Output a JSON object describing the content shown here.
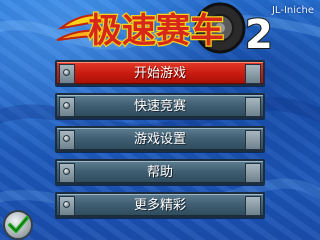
{
  "game": {
    "title_logo_text": "极速赛车",
    "title_logo_number": "2",
    "watermark": "JL-Iniche"
  },
  "menu": {
    "items": [
      {
        "label": "开始游戏",
        "selected": true
      },
      {
        "label": "快速竞赛",
        "selected": false
      },
      {
        "label": "游戏设置",
        "selected": false
      },
      {
        "label": "帮助",
        "selected": false
      },
      {
        "label": "更多精彩",
        "selected": false
      }
    ]
  },
  "softkeys": {
    "left_icon": "checkmark-icon"
  },
  "colors": {
    "background": "#1e63c4",
    "selected_button": "#c81c10",
    "button": "#3f5d70",
    "logo_text": "#d7261a",
    "logo_outline": "#f4d21a",
    "confirm_check": "#27b02a"
  }
}
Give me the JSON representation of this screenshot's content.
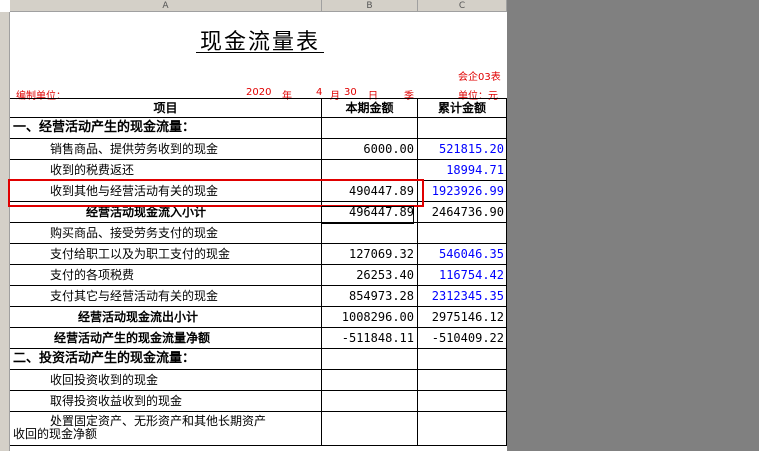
{
  "columns": {
    "a": "A",
    "b": "B",
    "c": "C"
  },
  "title": "现金流量表",
  "form_code": "会企03表",
  "unit": "单位：元",
  "prepared_by_label": "编制单位：",
  "date": {
    "year": "2020",
    "year_label": "年",
    "month": "4",
    "month_label": "月",
    "day": "30",
    "day_label": "日",
    "period": "季"
  },
  "headers": {
    "item": "项目",
    "current": "本期金额",
    "cumulative": "累计金额"
  },
  "rows": [
    {
      "label": "一、经营活动产生的现金流量：",
      "current": "",
      "cumulative": "",
      "style": "section"
    },
    {
      "label": "销售商品、提供劳务收到的现金",
      "current": "6000.00",
      "cumulative": "521815.20",
      "style": "item",
      "cum_blue": true
    },
    {
      "label": "收到的税费返还",
      "current": "",
      "cumulative": "18994.71",
      "style": "item",
      "cum_blue": true
    },
    {
      "label": "收到其他与经营活动有关的现金",
      "current": "490447.89",
      "cumulative": "1923926.99",
      "style": "item",
      "cum_blue": true
    },
    {
      "label": "经营活动现金流入小计",
      "current": "496447.89",
      "cumulative": "2464736.90",
      "style": "subtotal"
    },
    {
      "label": "购买商品、接受劳务支付的现金",
      "current": "",
      "cumulative": "",
      "style": "item"
    },
    {
      "label": "支付给职工以及为职工支付的现金",
      "current": "127069.32",
      "cumulative": "546046.35",
      "style": "item",
      "cum_blue": true
    },
    {
      "label": "支付的各项税费",
      "current": "26253.40",
      "cumulative": "116754.42",
      "style": "item",
      "cum_blue": true
    },
    {
      "label": "支付其它与经营活动有关的现金",
      "current": "854973.28",
      "cumulative": "2312345.35",
      "style": "item",
      "cum_blue": true
    },
    {
      "label": "经营活动现金流出小计",
      "current": "1008296.00",
      "cumulative": "2975146.12",
      "style": "subtotal2"
    },
    {
      "label": "经营活动产生的现金流量净额",
      "current": "-511848.11",
      "cumulative": "-510409.22",
      "style": "net"
    },
    {
      "label": "二、投资活动产生的现金流量：",
      "current": "",
      "cumulative": "",
      "style": "section"
    },
    {
      "label": "收回投资收到的现金",
      "current": "",
      "cumulative": "",
      "style": "item"
    },
    {
      "label": "取得投资收益收到的现金",
      "current": "",
      "cumulative": "",
      "style": "item"
    },
    {
      "label_line1": "处置固定资产、无形资产和其他长期资产",
      "label_line2": "收回的现金净额",
      "current": "",
      "cumulative": "",
      "style": "multi"
    }
  ]
}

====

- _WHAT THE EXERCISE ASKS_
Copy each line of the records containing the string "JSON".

- _EXERCISE SOLUTION_
Output a JSON object describing the content shown here.
Give me the JSON representation of this screenshot's content.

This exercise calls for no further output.